No simple solution on Sydney-Glace Bay highway
Province says reducing speed limit or adding traffic signals could make it worse
A recent accident on the Sydney-Glace Bay highway, one of the busiest stretches in Nova Scotia with 17,000 vehicles daily, has sparked another call for further safety measures. Suggestions include adding traffic lights, a turning lane or a reduction in the 80-kilometre-an-hour speed limit, especially near the Kyte's Hill turnoff.
A man on a motorcycle was killed there last Friday in a collision with a car.
But a spokesman for the Department of Transportation and Infrastructure Renewal said Thursday there's no simple solution.
Gerard Jessome said traffic lights at that location are not the answer, and could result in increased collisions, particularly rear-end collisions.
"By putting traffic signals in the wrong location we can increase the number of collisions, rear-end collisions and sideswipes," he said.
"Traffic signals are put to better manage traffic flow through busy intersections, and they must also help improve the traffic flow through a certain area. If there's a deterrent to the traffic flow it can cause problems in a particular area."
He also said a reduction in the speed limit could also cause impatience among drivers.
"With the speed differentials that can cause problems because people tend to travel the speed with which they're comfortable in a particular roadway, and if you do have slower-moving vehicles there you have a greater speed differential."
He also said there's a need to keep traffic flowing.
Jessome said ultimately the answer could lie in closing the current entrance to Kyte's Hill. He said there's a long-term plan to create a new access road to that neighbourhood closer to Sydney.

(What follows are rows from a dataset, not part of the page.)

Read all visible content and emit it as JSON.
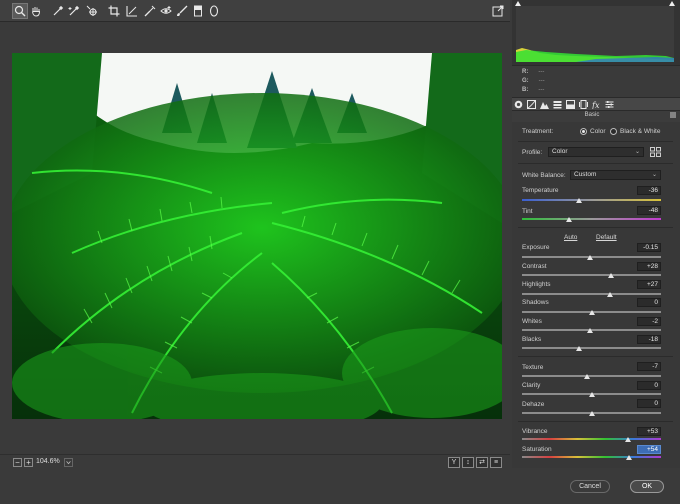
{
  "toolbar": {
    "tools": [
      {
        "name": "zoom-tool",
        "icon": "magnifier-icon",
        "active": true
      },
      {
        "name": "hand-tool",
        "icon": "hand-icon"
      },
      {
        "name": "white-balance-tool",
        "icon": "eyedropper-icon"
      },
      {
        "name": "color-sampler-tool",
        "icon": "eyedropper-plus-icon"
      },
      {
        "name": "targeted-adjustment-tool",
        "icon": "target-adjust-icon"
      },
      {
        "name": "crop-tool",
        "icon": "crop-icon"
      },
      {
        "name": "straighten-tool",
        "icon": "straighten-icon"
      },
      {
        "name": "spot-removal-tool",
        "icon": "spot-removal-icon"
      },
      {
        "name": "red-eye-tool",
        "icon": "red-eye-icon"
      },
      {
        "name": "adjustment-brush-tool",
        "icon": "brush-icon"
      },
      {
        "name": "graduated-filter-tool",
        "icon": "graduated-filter-icon"
      },
      {
        "name": "radial-filter-tool",
        "icon": "radial-filter-icon"
      }
    ],
    "export_icon": "open-export-icon"
  },
  "bottom": {
    "zoom_level": "104.6%",
    "view_buttons": [
      "Y",
      "↕",
      "⇄",
      "≡"
    ]
  },
  "readout": {
    "r_label": "R:",
    "r_value": "---",
    "g_label": "G:",
    "g_value": "---",
    "b_label": "B:",
    "b_value": "---"
  },
  "panel": {
    "title": "Basic",
    "treatment_label": "Treatment:",
    "treatment_color": "Color",
    "treatment_bw": "Black & White",
    "profile_label": "Profile:",
    "profile_value": "Color",
    "wb_label": "White Balance:",
    "wb_value": "Custom",
    "auto_label": "Auto",
    "default_label": "Default",
    "sliders": [
      {
        "key": "temperature",
        "label": "Temperature",
        "value": "-36",
        "pos": 0.41
      },
      {
        "key": "tint",
        "label": "Tint",
        "value": "-48",
        "pos": 0.34
      },
      {
        "key": "exposure",
        "label": "Exposure",
        "value": "-0.15",
        "pos": 0.49
      },
      {
        "key": "contrast",
        "label": "Contrast",
        "value": "+28",
        "pos": 0.64
      },
      {
        "key": "highlights",
        "label": "Highlights",
        "value": "+27",
        "pos": 0.635
      },
      {
        "key": "shadows",
        "label": "Shadows",
        "value": "0",
        "pos": 0.5
      },
      {
        "key": "whites",
        "label": "Whites",
        "value": "-2",
        "pos": 0.49
      },
      {
        "key": "blacks",
        "label": "Blacks",
        "value": "-18",
        "pos": 0.41
      },
      {
        "key": "texture",
        "label": "Texture",
        "value": "-7",
        "pos": 0.465
      },
      {
        "key": "clarity",
        "label": "Clarity",
        "value": "0",
        "pos": 0.5
      },
      {
        "key": "dehaze",
        "label": "Dehaze",
        "value": "0",
        "pos": 0.5
      },
      {
        "key": "vibrance",
        "label": "Vibrance",
        "value": "+53",
        "pos": 0.765
      },
      {
        "key": "saturation",
        "label": "Saturation",
        "value": "+54",
        "pos": 0.77
      }
    ]
  },
  "footer": {
    "cancel_label": "Cancel",
    "ok_label": "OK"
  },
  "colors": {
    "accent": "#3d6db5",
    "temperature_left": "#3a5fd0",
    "temperature_right": "#d8c23a",
    "tint_left": "#2fbf3a",
    "tint_right": "#c23ad0"
  }
}
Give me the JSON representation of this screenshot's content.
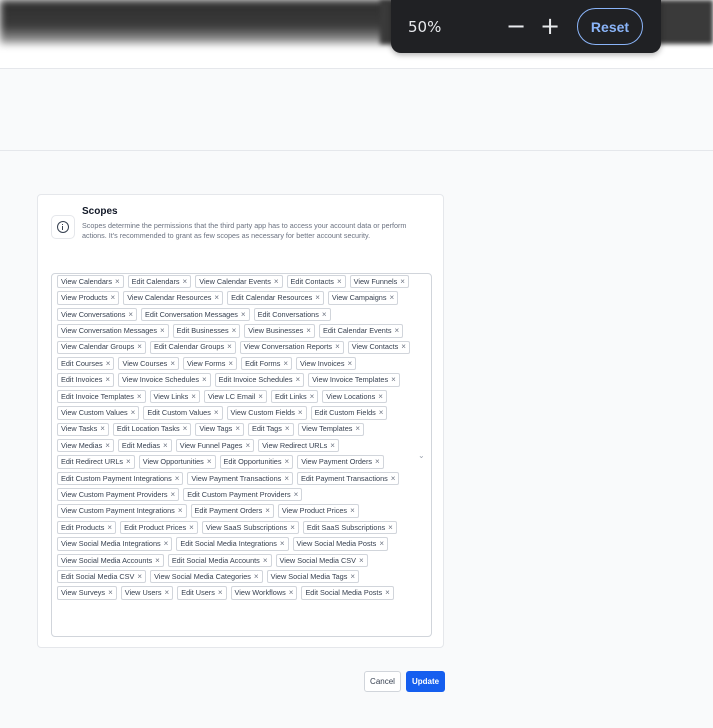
{
  "browser_zoom": {
    "level": "50%",
    "minus_label": "−",
    "plus_label": "+",
    "reset_label": "Reset"
  },
  "scopes_card": {
    "title": "Scopes",
    "description": "Scopes determine the permissions that the third party app has to access your account data or perform actions. It's recommended to grant as few scopes as necessary for better account security.",
    "remove_icon": "×",
    "dropdown_icon": "⌄",
    "selected": [
      "View Calendars",
      "Edit Calendars",
      "View Calendar Events",
      "Edit Contacts",
      "View Funnels",
      "View Products",
      "View Calendar Resources",
      "Edit Calendar Resources",
      "View Campaigns",
      "View Conversations",
      "Edit Conversation Messages",
      "Edit Conversations",
      "View Conversation Messages",
      "Edit Businesses",
      "View Businesses",
      "Edit Calendar Events",
      "View Calendar Groups",
      "Edit Calendar Groups",
      "View Conversation Reports",
      "View Contacts",
      "Edit Courses",
      "View Courses",
      "View Forms",
      "Edit Forms",
      "View Invoices",
      "Edit Invoices",
      "View Invoice Schedules",
      "Edit Invoice Schedules",
      "View Invoice Templates",
      "Edit Invoice Templates",
      "View Links",
      "View LC Email",
      "Edit Links",
      "View Locations",
      "View Custom Values",
      "Edit Custom Values",
      "View Custom Fields",
      "Edit Custom Fields",
      "View Tasks",
      "Edit Location Tasks",
      "View Tags",
      "Edit Tags",
      "View Templates",
      "View Medias",
      "Edit Medias",
      "View Funnel Pages",
      "View Redirect URLs",
      "Edit Redirect URLs",
      "View Opportunities",
      "Edit Opportunities",
      "View Payment Orders",
      "Edit Custom Payment Integrations",
      "View Payment Transactions",
      "Edit Payment Transactions",
      "View Custom Payment Providers",
      "Edit Custom Payment Providers",
      "View Custom Payment Integrations",
      "Edit Payment Orders",
      "View Product Prices",
      "Edit Products",
      "Edit Product Prices",
      "View SaaS Subscriptions",
      "Edit SaaS Subscriptions",
      "View Social Media Integrations",
      "Edit Social Media Integrations",
      "View Social Media Posts",
      "View Social Media Accounts",
      "Edit Social Media Accounts",
      "View Social Media CSV",
      "Edit Social Media CSV",
      "View Social Media Categories",
      "View Social Media Tags",
      "View Surveys",
      "View Users",
      "Edit Users",
      "View Workflows",
      "Edit Social Media Posts"
    ]
  },
  "actions": {
    "cancel_label": "Cancel",
    "update_label": "Update"
  },
  "colors": {
    "primary": "#155eef",
    "zoom_accent": "#8ab4f8",
    "zoom_bg": "#202124"
  }
}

But he adds it's a complicated project that would take some time to complete.